Data records for software interfaces
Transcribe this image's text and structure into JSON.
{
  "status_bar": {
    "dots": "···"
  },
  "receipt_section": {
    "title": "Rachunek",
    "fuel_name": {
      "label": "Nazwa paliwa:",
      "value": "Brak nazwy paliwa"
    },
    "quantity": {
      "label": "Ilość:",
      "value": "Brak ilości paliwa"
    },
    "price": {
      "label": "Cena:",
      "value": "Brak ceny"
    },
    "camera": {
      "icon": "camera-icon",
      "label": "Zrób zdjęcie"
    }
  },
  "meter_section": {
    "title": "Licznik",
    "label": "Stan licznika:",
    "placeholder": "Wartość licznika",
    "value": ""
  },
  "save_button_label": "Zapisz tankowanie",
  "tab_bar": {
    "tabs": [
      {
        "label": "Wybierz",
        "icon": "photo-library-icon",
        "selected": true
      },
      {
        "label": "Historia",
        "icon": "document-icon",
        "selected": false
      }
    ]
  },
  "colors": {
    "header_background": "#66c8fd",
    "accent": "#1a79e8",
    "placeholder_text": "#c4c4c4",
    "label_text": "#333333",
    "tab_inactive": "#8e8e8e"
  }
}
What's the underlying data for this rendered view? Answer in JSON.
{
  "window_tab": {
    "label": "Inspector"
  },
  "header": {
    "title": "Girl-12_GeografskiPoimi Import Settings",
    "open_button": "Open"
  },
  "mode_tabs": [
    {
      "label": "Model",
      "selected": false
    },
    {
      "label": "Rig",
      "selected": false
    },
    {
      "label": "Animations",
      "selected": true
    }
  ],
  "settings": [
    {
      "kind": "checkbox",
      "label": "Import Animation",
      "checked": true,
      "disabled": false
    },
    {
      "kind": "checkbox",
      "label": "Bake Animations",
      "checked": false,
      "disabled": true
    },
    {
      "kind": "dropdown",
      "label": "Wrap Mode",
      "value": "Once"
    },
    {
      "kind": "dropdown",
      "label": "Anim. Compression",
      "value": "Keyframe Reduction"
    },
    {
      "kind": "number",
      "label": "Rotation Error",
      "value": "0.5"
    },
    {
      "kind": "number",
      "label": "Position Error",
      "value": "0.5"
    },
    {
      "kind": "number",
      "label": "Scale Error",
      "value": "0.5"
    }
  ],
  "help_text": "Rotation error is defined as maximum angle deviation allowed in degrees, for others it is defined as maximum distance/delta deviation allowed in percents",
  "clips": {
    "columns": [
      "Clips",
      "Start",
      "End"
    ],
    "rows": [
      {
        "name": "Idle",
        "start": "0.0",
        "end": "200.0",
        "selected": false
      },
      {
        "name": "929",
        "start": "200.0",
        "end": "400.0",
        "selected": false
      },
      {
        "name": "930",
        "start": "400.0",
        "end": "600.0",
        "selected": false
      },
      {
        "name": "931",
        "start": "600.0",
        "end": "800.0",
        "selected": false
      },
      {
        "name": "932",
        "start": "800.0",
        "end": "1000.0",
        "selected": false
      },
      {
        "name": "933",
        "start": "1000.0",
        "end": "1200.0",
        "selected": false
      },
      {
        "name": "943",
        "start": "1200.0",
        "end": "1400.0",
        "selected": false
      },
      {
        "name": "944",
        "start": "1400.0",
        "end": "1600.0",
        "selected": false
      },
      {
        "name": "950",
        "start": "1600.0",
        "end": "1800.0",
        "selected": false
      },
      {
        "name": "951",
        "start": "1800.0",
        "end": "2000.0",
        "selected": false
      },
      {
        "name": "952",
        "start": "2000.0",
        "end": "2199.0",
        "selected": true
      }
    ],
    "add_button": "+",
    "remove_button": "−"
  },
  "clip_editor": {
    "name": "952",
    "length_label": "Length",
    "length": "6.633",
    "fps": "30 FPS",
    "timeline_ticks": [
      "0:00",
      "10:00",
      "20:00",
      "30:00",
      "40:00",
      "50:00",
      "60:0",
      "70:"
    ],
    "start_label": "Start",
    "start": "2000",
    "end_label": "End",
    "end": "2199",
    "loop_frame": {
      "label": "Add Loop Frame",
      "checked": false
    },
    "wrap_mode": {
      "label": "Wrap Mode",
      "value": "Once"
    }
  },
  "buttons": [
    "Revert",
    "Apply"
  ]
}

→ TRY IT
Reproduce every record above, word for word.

→ RESPONSE TO THE EXERCISE
Transcribe this image's text and structure into JSON.
{
  "status_bar": {
    "dots": "···"
  },
  "receipt_section": {
    "title": "Rachunek",
    "fuel_name": {
      "label": "Nazwa paliwa:",
      "value": "Brak nazwy paliwa"
    },
    "quantity": {
      "label": "Ilość:",
      "value": "Brak ilości paliwa"
    },
    "price": {
      "label": "Cena:",
      "value": "Brak ceny"
    },
    "camera": {
      "icon": "camera-icon",
      "label": "Zrób zdjęcie"
    }
  },
  "meter_section": {
    "title": "Licznik",
    "label": "Stan licznika:",
    "placeholder": "Wartość licznika",
    "value": ""
  },
  "save_button_label": "Zapisz tankowanie",
  "tab_bar": {
    "tabs": [
      {
        "label": "Wybierz",
        "icon": "photo-library-icon",
        "selected": true
      },
      {
        "label": "Historia",
        "icon": "document-icon",
        "selected": false
      }
    ]
  },
  "colors": {
    "header_background": "#66c8fd",
    "accent": "#1a79e8",
    "placeholder_text": "#c4c4c4",
    "label_text": "#333333",
    "tab_inactive": "#8e8e8e"
  }
}
What's the underlying data for this rendered view? Answer in JSON.
{
  "window_tab": {
    "label": "Inspector"
  },
  "header": {
    "title": "Girl-12_GeografskiPoimi Import Settings",
    "open_button": "Open"
  },
  "mode_tabs": [
    {
      "label": "Model",
      "selected": false
    },
    {
      "label": "Rig",
      "selected": false
    },
    {
      "label": "Animations",
      "selected": true
    }
  ],
  "settings": [
    {
      "kind": "checkbox",
      "label": "Import Animation",
      "checked": true,
      "disabled": false
    },
    {
      "kind": "checkbox",
      "label": "Bake Animations",
      "checked": false,
      "disabled": true
    },
    {
      "kind": "dropdown",
      "label": "Wrap Mode",
      "value": "Once"
    },
    {
      "kind": "dropdown",
      "label": "Anim. Compression",
      "value": "Keyframe Reduction"
    },
    {
      "kind": "number",
      "label": "Rotation Error",
      "value": "0.5"
    },
    {
      "kind": "number",
      "label": "Position Error",
      "value": "0.5"
    },
    {
      "kind": "number",
      "label": "Scale Error",
      "value": "0.5"
    }
  ],
  "help_text": "Rotation error is defined as maximum angle deviation allowed in degrees, for others it is defined as maximum distance/delta deviation allowed in percents",
  "clips": {
    "columns": [
      "Clips",
      "Start",
      "End"
    ],
    "rows": [
      {
        "name": "Idle",
        "start": "0.0",
        "end": "200.0",
        "selected": false
      },
      {
        "name": "929",
        "start": "200.0",
        "end": "400.0",
        "selected": false
      },
      {
        "name": "930",
        "start": "400.0",
        "end": "600.0",
        "selected": false
      },
      {
        "name": "931",
        "start": "600.0",
        "end": "800.0",
        "selected": false
      },
      {
        "name": "932",
        "start": "800.0",
        "end": "1000.0",
        "selected": false
      },
      {
        "name": "933",
        "start": "1000.0",
        "end": "1200.0",
        "selected": false
      },
      {
        "name": "943",
        "start": "1200.0",
        "end": "1400.0",
        "selected": false
      },
      {
        "name": "944",
        "start": "1400.0",
        "end": "1600.0",
        "selected": false
      },
      {
        "name": "950",
        "start": "1600.0",
        "end": "1800.0",
        "selected": false
      },
      {
        "name": "951",
        "start": "1800.0",
        "end": "2000.0",
        "selected": false
      },
      {
        "name": "952",
        "start": "2000.0",
        "end": "2199.0",
        "selected": true
      }
    ],
    "add_button": "+",
    "remove_button": "−"
  },
  "clip_editor": {
    "name": "952",
    "length_label": "Length",
    "length": "6.633",
    "fps": "30 FPS",
    "timeline_ticks": [
      "0:00",
      "10:00",
      "20:00",
      "30:00",
      "40:00",
      "50:00",
      "60:0",
      "70:"
    ],
    "start_label": "Start",
    "start": "2000",
    "end_label": "End",
    "end": "2199",
    "loop_frame": {
      "label": "Add Loop Frame",
      "checked": false
    },
    "wrap_mode": {
      "label": "Wrap Mode",
      "value": "Once"
    }
  },
  "buttons": [
    "Revert",
    "Apply"
  ]
}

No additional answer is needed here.